DATA FOR THE TASK:
***

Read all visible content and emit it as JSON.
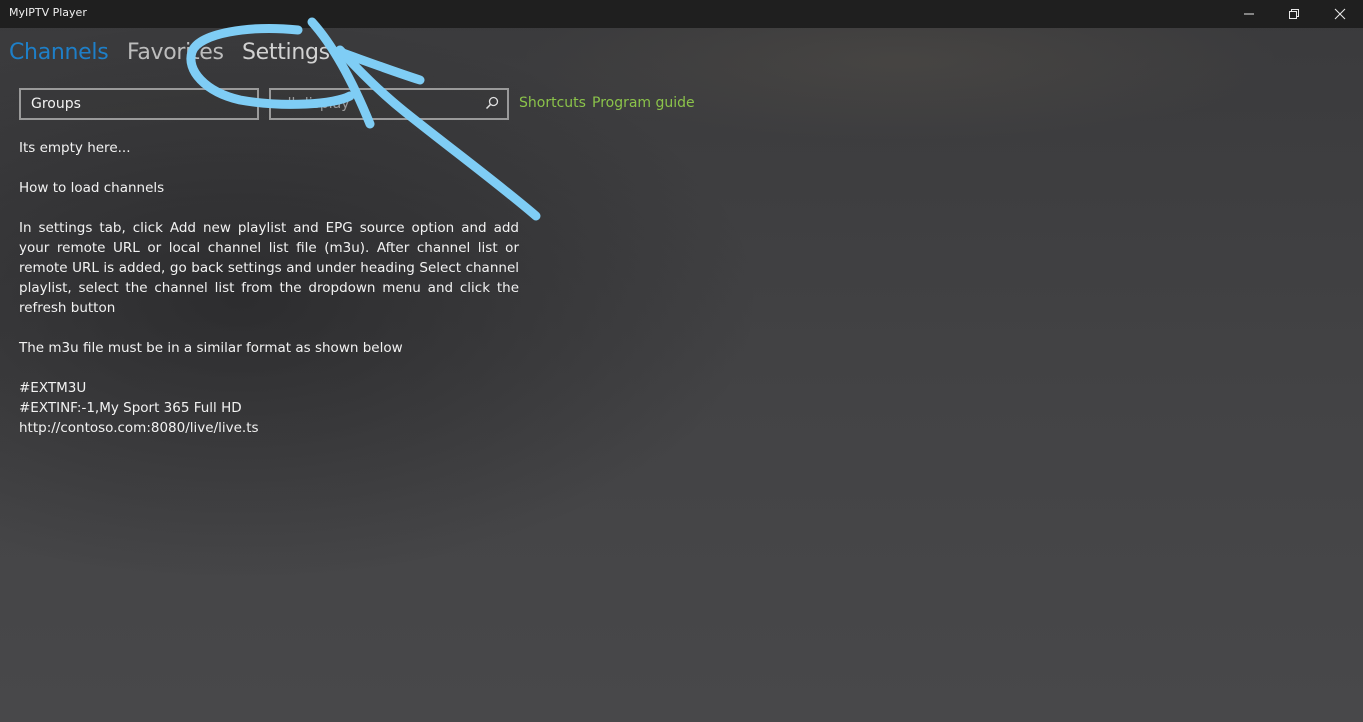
{
  "window": {
    "title": "MyIPTV Player"
  },
  "tabs": [
    {
      "label": "Channels",
      "active": true
    },
    {
      "label": "Favorites",
      "active": false
    },
    {
      "label": "Settings",
      "active": false
    }
  ],
  "toolbar": {
    "groups_value": "Groups",
    "search_placeholder": "all display",
    "shortcuts_label": "Shortcuts",
    "program_guide_label": "Program guide"
  },
  "empty_state": {
    "heading": "Its empty here...",
    "howto_title": "How to load  channels",
    "instructions": "In settings tab, click Add new playlist and EPG source  option and add your remote URL or local channel list file (m3u). After channel list or remote URL is added, go back settings and under heading  Select channel playlist, select the channel list from the dropdown menu and click the refresh button",
    "format_note": "The m3u file must be in a similar format as shown below",
    "example_lines": [
      "#EXTM3U",
      "#EXTINF:-1,My Sport 365 Full HD",
      "http://contoso.com:8080/live/live.ts"
    ]
  },
  "colors": {
    "accent_active_tab": "#1e7fc8",
    "link_green": "#8bc34a",
    "annotation_blue": "#7fcdf5",
    "titlebar": "#1f1f1f"
  },
  "icons": {
    "search": "search-icon",
    "minimize": "minimize-icon",
    "maximize": "restore-icon",
    "close": "close-icon"
  }
}
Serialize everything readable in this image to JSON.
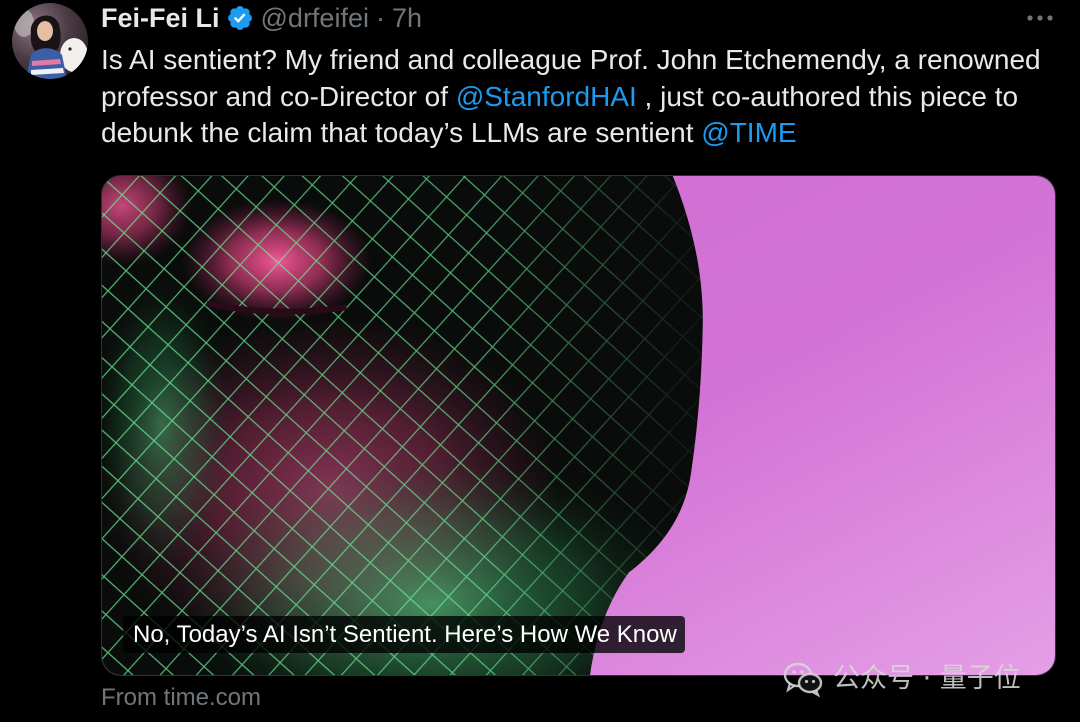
{
  "colors": {
    "background": "#000000",
    "text_primary": "#e7e9ea",
    "text_secondary": "#71767b",
    "link": "#1d9bf0",
    "verified_badge": "#1d9bf0"
  },
  "tweet": {
    "author": {
      "name": "Fei-Fei Li",
      "handle": "@drfeifei",
      "separator": "·",
      "time": "7h",
      "verified": true,
      "avatar_icon": "avatar-photo",
      "verified_icon": "verified-badge-icon"
    },
    "more_icon": "more-horizontal-icon",
    "text": [
      "Is AI sentient? My friend and colleague Prof. John Etchemendy, a renowned professor and co-Director of ",
      "@StanfordHAI",
      " , just co-authored this piece to debunk the claim that today’s LLMs are sentient ",
      "@TIME"
    ],
    "card": {
      "headline": "No, Today’s AI Isn’t Sentient. Here’s How We Know",
      "source": "From time.com"
    }
  },
  "watermark": {
    "icon": "wechat-icon",
    "text": "公众号 · 量子位"
  }
}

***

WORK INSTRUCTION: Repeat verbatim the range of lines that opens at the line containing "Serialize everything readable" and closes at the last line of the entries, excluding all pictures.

EXERCISE ANSWER:
Serialize everything readable in this image to JSON.
{
  "colors": {
    "background": "#000000",
    "text_primary": "#e7e9ea",
    "text_secondary": "#71767b",
    "link": "#1d9bf0",
    "verified_badge": "#1d9bf0"
  },
  "tweet": {
    "author": {
      "name": "Fei-Fei Li",
      "handle": "@drfeifei",
      "separator": "·",
      "time": "7h",
      "verified": true,
      "avatar_icon": "avatar-photo",
      "verified_icon": "verified-badge-icon"
    },
    "more_icon": "more-horizontal-icon",
    "text": [
      "Is AI sentient? My friend and colleague Prof. John Etchemendy, a renowned professor and co-Director of ",
      "@StanfordHAI",
      " , just co-authored this piece to debunk the claim that today’s LLMs are sentient ",
      "@TIME"
    ],
    "card": {
      "headline": "No, Today’s AI Isn’t Sentient. Here’s How We Know",
      "source": "From time.com"
    }
  },
  "watermark": {
    "icon": "wechat-icon",
    "text": "公众号 · 量子位"
  }
}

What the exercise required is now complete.